tl;dr I worked with interns to make a lot of edits to OpenStreetMap at my previous job - a County/State Government. OSM wins, the Organization wins, the interns win - there are tons of benefits for many. Takeaway: teach others to edit OSM.
feed them for a lifetime
On a couple occasions Coleman has encouraged me to write about our accomplishments at my former job, where we leveraged power in numbers, to ferociously edit OpenStreetMap (OSM) in our local area. Aaand he’s right, I should! I’m going to jot this down before he reminds me again 😜.
My background in OSM began around the time I ‘cyberstalked’ @wonderchook on 6 May 2010 (thank you Twitter DM’s) somewhere near Monterey, California. I sat down with her for a beer and walked away inspired…can’t recall much that we talked about but I know it was enough of a catalyst to begin getting into OSM.
I live in a rural county in California, San Luis Obispo, affectionately known as SLO. It is significant in size (area) and has only a handful of population centers - the largest city is less than 50,000 people and the entire county has less than 300,000. I used to work for a full service all risk fire department - CAL FIRE, as a GIS Analyst. Also in SLO is Cal Poly State University, the reason I came to the area - as well as why many other students do - which we hire(d) as interns for CAL FIRE San Luis. Being a ‘rural’ area and working for an emergency response organization means that I/we needed to provide good data for a quick response to people that need help, sometimes in far away and/or obscure areas.
One of the things you do as a GIS Analyst is create data, specifically geographic databases/datasets. Something that commonly happens with GIS Analysts is that the data they create either becomes silo-ed, gets stale, or even is lost/destroyed - somehow, someway. During my first few years in that role, I experienced all of those possibilities. I learned that OSM could be a more permanent place for some of the data we were creating in our GIS lab. I was lucky enough to have an awesome supervisor who let me try things that were outside-of-the-box ideas and not traditional in our line of work - and we began working on OSM.
I guess you could say it all began with our lab wanting to collaboratively edit GIS data. We originally considered: pgVersion and zigGIS - from what I can recall. You may have guessed, our shop didn’t have a robust budget to afford ArcGIS for Server. As a State/County government agency, we were provided a few licenses of ArcMap but not enough for our entire team (which ranged from 5-10+ interns at a time) so we used QGIS and other FOSS4G software to fill in the gaps. But enabling collaborative editing of data in your own office is one thing - but what about opening up contributions from others outside of your office, organization, or even your country? BTW, those aforementioned approaches never really panned out for collaborative editing, until…

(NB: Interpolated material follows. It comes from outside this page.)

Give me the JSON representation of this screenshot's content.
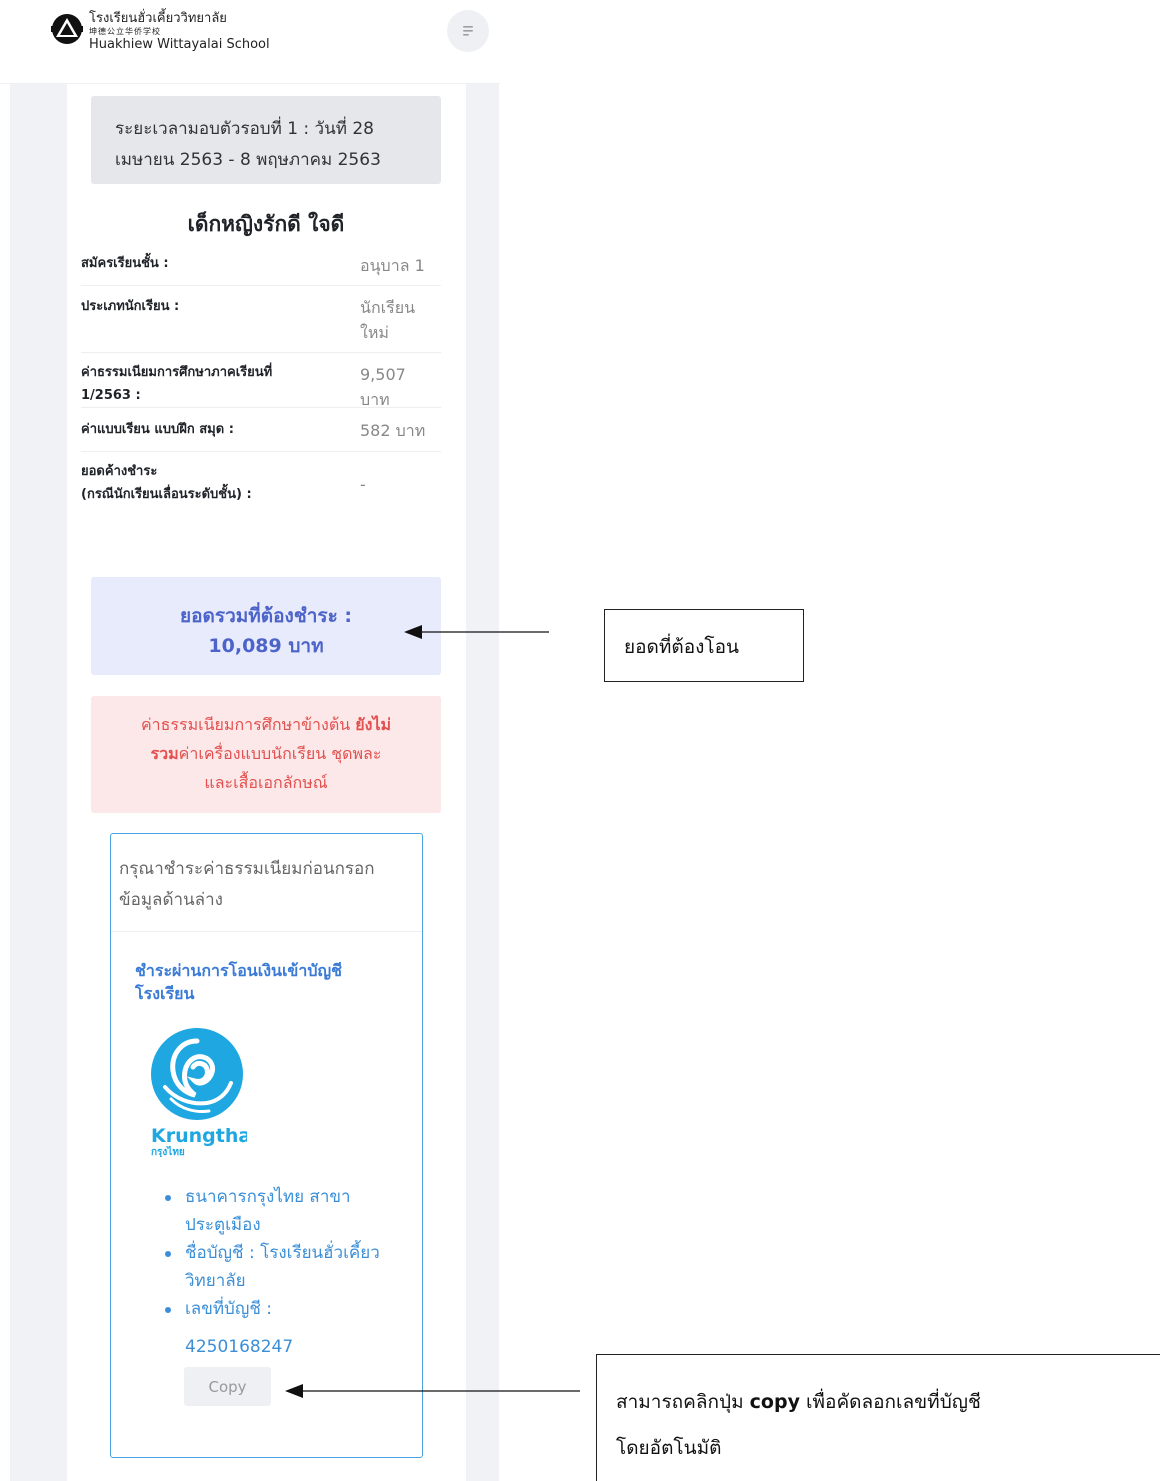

Enter OpenStreetMap: By contributing to OSM, our lab could concurrently edit the database while also benefitting from the crowd-sourced efforts of others around the world. Data can be created, manipulated, and extracted. The map and data we edit, in turn, are also used by dozens of significant companies and projects. We had found an ideal workflow for our lab to edit simultaneously, with a low barrier to entry (cost), which also benefitted from the power of crowd-sourcing, and the ability to get the data back out!
Now with an idea on how we would proceed, we turned the interns loose. Our first project: building footprints. This project would provide multiple benefits to various users/cooperators.
- The OpenStreetMap project would benefit by us enriching the map.
- Our job in the GIS lab was to support the firefighters of CAL FIRE/San Luis Obispo County Fire; providing them with increased Situational Awareness during fire, medical, or rescue responses by having detailed maps.
- The data we create is immediately viewable on the https://openstreetmap.org map.
- The data becomes available to the variety of popular services that incorporate OSM data. For example: MAPS.ME was very popular with our field users because of its offline & routing capabilities.
- The data can be extracted from OSM and converted into various formats for downstream uses/needs. For example: converting and sharing the data in Esri’s File Geodatabase with our local County cooperators.
We were blessed by the work of the Humanitarian OpenStreetMap Team for giving us the OSM Tasking Manager. This allowed us to work together in an organized and systematic way while adding our 150,000+ features across 3,300 square miles. It was also a good exercise for me in learning Ubuntu/Linux and Amazon EC2.
On a daily basis, this is how the lab would typically operate:
- Wire up WhoDidIt to our Chrome RSS Feed Reader for quality control of the data in our area.
- Review questionable edits with OSM History Viewer and/or osm deep history.
- Field verify with GPS units and/then eventually Mapillary.
- Utilize the power-editing tools in the JOSM editor. And use JOSM because it rhymes with Jaw-some, go Street Sharks!
Sometimes I get a little sad 🙁 when I look at my How did you contribute to OpenStreetMap? UserLink, knowing that I’ve probably peaked with the amount of time I can give to editing.
But then I try to justify it by telling myself that I’ve taught and trained dozens of others to edit OSM and the efforts are still on-going in the lab - today! I don’t know ¯\_(ツ)_/¯ it is what it is. No ragrets 😉. I should probably just shut up and get back to mapping!